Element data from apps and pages
....

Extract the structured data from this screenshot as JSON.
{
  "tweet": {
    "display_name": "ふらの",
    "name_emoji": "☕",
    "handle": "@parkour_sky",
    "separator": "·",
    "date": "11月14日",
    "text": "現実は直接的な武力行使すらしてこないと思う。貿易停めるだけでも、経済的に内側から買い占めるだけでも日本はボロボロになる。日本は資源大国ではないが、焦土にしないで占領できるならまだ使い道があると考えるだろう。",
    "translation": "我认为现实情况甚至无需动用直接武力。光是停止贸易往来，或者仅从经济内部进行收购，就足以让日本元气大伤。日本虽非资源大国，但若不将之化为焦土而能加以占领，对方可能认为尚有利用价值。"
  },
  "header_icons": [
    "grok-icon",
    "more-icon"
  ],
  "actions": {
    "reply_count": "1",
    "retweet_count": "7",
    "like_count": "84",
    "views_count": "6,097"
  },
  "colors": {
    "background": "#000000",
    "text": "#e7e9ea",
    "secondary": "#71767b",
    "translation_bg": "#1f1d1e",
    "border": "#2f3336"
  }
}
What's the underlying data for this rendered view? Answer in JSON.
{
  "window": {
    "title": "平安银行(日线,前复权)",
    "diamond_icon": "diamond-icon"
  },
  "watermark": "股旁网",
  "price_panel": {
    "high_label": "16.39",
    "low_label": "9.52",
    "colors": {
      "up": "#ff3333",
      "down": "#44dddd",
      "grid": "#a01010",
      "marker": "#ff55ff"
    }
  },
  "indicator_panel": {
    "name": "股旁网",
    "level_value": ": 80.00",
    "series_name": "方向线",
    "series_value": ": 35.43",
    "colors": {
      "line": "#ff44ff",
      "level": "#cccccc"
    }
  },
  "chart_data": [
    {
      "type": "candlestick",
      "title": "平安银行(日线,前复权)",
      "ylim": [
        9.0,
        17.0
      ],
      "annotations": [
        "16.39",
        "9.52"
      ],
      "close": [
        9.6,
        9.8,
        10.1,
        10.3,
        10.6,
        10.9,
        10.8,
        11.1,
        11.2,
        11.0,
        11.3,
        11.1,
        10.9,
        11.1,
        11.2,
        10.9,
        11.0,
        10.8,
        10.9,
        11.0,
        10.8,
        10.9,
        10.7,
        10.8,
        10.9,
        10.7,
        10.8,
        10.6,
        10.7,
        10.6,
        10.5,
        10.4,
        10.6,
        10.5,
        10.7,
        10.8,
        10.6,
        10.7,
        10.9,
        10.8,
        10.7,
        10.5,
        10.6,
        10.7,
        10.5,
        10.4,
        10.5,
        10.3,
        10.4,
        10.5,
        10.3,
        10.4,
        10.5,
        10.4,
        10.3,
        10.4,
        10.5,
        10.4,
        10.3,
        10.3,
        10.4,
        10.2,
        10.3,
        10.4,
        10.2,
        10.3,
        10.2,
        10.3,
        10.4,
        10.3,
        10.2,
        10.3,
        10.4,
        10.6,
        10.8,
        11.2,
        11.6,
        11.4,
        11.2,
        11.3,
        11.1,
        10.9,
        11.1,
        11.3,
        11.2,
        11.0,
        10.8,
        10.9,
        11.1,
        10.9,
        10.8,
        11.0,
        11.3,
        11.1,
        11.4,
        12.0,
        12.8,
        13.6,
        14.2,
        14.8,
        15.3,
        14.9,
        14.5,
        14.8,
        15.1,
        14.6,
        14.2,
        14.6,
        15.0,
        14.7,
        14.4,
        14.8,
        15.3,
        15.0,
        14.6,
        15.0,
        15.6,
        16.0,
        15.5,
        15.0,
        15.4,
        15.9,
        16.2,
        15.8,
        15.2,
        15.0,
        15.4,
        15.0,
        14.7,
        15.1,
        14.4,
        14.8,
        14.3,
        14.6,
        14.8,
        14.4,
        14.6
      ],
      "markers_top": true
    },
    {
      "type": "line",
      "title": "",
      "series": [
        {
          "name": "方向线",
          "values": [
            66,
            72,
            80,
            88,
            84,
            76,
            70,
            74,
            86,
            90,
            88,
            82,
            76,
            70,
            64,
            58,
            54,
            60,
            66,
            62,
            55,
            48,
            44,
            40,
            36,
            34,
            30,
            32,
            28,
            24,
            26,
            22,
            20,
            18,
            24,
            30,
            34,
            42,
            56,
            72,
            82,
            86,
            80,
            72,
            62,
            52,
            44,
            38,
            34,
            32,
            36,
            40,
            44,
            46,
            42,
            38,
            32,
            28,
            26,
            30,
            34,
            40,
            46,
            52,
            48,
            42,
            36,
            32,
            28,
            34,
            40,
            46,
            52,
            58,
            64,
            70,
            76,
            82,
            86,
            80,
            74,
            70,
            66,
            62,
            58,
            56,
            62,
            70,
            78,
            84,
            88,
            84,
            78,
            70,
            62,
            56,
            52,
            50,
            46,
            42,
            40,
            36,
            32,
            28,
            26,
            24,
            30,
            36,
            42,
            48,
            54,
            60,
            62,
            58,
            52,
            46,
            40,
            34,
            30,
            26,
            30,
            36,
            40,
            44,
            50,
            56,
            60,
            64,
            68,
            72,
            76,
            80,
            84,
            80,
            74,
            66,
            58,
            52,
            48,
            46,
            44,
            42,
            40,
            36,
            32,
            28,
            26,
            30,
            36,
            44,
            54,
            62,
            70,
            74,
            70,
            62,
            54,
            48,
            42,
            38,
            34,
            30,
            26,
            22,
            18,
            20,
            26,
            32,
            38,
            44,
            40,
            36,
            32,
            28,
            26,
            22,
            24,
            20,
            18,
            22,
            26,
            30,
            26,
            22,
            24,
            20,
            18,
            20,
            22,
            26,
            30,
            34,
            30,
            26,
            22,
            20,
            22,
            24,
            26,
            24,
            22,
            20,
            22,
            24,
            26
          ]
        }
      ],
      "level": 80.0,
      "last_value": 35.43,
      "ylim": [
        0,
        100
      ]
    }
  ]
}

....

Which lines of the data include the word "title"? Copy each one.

Your response:
    "title": "平安银行(日线,前复权)",
      "title": "平安银行(日线,前复权)",
      "title": "",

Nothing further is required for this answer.